Op Corporate Medal:
The medal with rosette was awarded for one day's service within 35° and 60° South latitude or for at least one operational sortie south of Ascension Island, between 2 April and 14 June 1982 (April 2 being the date of the Argentine invasion, June 14 being the date of Argentine surrender). This, generally, denoted service in the combat zone. Where the rosette was worn on the ribbon, this was both with the medal and on the ribbon bar.

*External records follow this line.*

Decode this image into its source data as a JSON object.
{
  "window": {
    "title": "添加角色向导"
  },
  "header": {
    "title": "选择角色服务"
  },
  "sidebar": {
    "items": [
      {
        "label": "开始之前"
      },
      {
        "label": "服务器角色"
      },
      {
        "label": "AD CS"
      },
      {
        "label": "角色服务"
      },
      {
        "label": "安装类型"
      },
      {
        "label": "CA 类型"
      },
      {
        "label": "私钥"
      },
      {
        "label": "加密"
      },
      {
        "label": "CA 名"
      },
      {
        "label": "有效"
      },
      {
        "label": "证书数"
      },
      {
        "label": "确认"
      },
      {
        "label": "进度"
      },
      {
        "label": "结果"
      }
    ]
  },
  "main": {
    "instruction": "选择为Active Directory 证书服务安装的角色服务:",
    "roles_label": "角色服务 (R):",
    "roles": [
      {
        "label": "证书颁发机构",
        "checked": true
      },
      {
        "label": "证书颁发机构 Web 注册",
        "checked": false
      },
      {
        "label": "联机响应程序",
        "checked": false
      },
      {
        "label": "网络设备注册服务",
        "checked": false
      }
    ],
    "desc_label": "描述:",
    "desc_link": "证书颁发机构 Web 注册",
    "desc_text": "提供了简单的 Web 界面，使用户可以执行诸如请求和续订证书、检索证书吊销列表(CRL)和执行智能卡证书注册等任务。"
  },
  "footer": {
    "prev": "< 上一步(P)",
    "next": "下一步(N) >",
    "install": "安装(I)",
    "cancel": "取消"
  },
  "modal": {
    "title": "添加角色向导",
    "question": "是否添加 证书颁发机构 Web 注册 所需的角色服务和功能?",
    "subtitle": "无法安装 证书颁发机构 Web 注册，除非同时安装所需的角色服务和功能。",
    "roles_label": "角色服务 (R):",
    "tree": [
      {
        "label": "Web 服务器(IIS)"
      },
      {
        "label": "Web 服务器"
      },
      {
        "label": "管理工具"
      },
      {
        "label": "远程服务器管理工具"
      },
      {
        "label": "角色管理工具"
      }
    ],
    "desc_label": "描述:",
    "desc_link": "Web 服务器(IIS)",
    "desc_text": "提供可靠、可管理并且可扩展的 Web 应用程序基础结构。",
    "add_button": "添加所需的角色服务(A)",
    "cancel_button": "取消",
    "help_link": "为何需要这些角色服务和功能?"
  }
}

The medal without rosette was awarded for 30 days continuous or accumulated service between 7° and 60° South latitude between 2 April and 14 June 1982 (completing no later than 12 July 1982). As a result of the 2012 Independent Medal Review conducted by Sir John Holmes, from 1 October 2014 the qualifying period for the medal without rosette was extended to 21 October 1982, the date modifications were completed to RAF Stanley airfield allowing operation of RAF Phantoms.
The rosette remains an unusual feature for a British medal and was used partly for economy and speed of manufacture, and also as otherwise fewer than two hundred medals would have been issued to the Royal Air Force. While for other arms the vast majority of the medals were issued with a rosette, over 90% of the medals issued to the Royal Air Force are without the rosette, with the recipients mainly stationed on Ascension Island, some 3,300 nmi (6,100 km) north of the Falkland Islands and the war zone.
Yup, full of shite
This is basically the same system as we used for the Afghanistan and Iraq/Syria OSMs to identify those who got it with a clasp isn't it? The criteria in all cases seems to be about where you were rather than what you did.